Articulation the best curricular sequence -Roxanne L.
Concordant Readings: "mean the interpretive process has stopped with the writing: 'When an essay matches our expectations, the student as author goes otherwise unnoticed'" (341). -Andrea P.
Diagnosis the most productive order to the task of improving each particular student's writing -Roxanne L.
Placement: "assigning place before the course begins, conferring grade during the course, keeping gate at the end...Teachers place or pass pieces of writing: they judge what the students have accomplished on the spot or in the past"(Haswell 334). Tabitha P.
Primitivize: Primitivizing development refers to the act of "forcing students to discard more mature skills in order to adapt to its conditions" - he compares this to "students [who] may lose their sense of complex logical design if forced to use nothing but preset formats" (330). - Nicholas S.
Proleptic Learning: describes traditional apprenticeship systems, such as tailoring or journalism where apprentices are allowed to take on tasks a little ahead of their competence. It follow Vygotsky's formula "that the only 'good learning' is that which is in advance of development (328)." Mary G.
Pseudodiagnosis: This happens when "teachers think they are truly diagnosing student writing, [yet] they are still placing or passing muster on it" (335). -Nick M.
Recentering: Michael J. Chandler's term describing that social concepts tend to evolve out of teens via three positions: narrow and personal, broad and impersonal, and a manageable space involving interpersonal values. This term is contrasted with decentering, which "poorly describes the realities of becoming a socially independent adult" (305) - Peyton C.
Syllabus the order of parts of each course -Roxanne L.

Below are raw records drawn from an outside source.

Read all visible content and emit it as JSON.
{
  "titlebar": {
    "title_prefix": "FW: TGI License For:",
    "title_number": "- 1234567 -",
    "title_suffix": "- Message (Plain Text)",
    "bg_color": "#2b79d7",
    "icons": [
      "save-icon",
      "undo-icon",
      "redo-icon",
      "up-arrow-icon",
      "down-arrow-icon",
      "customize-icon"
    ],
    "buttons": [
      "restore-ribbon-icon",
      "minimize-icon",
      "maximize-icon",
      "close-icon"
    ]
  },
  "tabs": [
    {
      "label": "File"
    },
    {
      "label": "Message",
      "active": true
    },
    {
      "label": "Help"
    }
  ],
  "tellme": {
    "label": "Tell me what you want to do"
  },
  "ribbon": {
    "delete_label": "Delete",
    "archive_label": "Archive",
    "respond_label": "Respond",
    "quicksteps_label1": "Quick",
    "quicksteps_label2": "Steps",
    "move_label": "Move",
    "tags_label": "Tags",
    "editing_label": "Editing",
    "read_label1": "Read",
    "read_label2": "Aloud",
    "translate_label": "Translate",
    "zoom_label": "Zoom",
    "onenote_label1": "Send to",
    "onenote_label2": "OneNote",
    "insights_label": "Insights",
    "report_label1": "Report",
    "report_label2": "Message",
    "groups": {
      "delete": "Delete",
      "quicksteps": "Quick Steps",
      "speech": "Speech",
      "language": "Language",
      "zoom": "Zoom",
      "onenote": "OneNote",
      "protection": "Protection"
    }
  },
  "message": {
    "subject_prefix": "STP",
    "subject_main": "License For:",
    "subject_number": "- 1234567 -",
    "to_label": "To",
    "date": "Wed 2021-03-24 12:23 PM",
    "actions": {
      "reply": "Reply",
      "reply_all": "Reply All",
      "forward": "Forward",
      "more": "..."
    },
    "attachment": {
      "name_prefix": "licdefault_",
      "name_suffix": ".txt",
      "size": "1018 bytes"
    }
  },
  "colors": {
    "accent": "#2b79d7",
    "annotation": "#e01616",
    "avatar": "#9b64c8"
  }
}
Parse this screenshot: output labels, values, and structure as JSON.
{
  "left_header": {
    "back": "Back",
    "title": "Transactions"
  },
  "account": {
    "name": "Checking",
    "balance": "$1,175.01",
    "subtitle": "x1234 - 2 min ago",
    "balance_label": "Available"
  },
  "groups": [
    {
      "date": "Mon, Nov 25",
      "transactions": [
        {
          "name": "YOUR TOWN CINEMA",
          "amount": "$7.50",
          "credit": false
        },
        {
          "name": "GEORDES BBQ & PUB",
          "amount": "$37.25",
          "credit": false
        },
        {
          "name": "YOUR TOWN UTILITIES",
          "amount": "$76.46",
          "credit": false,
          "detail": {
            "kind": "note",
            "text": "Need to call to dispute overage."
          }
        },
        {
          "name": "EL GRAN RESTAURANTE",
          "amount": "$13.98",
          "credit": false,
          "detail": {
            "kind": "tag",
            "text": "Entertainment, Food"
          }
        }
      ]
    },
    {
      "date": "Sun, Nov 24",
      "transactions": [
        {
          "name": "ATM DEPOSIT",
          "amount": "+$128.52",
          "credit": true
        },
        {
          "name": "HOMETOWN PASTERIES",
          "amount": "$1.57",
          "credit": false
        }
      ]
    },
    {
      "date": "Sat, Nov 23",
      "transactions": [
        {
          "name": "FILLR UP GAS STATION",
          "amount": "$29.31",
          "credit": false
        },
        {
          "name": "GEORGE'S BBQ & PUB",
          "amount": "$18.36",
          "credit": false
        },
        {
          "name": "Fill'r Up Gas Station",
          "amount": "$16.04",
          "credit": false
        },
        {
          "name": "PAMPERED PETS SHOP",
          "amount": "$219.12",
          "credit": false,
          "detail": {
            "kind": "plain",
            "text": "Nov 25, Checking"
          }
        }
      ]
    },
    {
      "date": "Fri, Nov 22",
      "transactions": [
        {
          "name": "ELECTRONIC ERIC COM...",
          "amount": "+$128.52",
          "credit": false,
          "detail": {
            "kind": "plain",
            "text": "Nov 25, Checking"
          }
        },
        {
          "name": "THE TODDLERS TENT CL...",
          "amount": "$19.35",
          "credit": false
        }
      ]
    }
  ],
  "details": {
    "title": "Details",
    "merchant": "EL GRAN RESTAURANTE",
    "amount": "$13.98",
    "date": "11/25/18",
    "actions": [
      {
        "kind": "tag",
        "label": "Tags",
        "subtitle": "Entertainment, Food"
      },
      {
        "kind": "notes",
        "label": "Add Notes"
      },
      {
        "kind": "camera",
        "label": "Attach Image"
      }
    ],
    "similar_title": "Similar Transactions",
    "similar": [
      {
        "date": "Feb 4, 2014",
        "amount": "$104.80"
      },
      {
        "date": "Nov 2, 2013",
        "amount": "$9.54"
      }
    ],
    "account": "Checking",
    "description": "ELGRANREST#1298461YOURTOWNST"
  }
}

True Diagnosis:Haswell notes that diagnosis is the "act of finding out what a student should do next to improve her or his writing. It is simply the individualized form of curriculum" (334). Diagnosis sets extracurricular work on the basis of the student's capabilities and desires not on the abstract value of the student's present work (336). He specifies that true diagnosis focuses on an individual student instead of ungrounded instruments or subject areas. True diagnosis also does not restrict its gaze to the student of past accomplishments but looks through "that to the learner the present student will become when engaged with new writing tasks" (336). For Haswell, true diagnosis allows the teacher to rely on personal experience in learning the craft of writing, on knowledge of normal age-span developmental, and on the principles proposed for curricular sequencing (344). -Natalie C.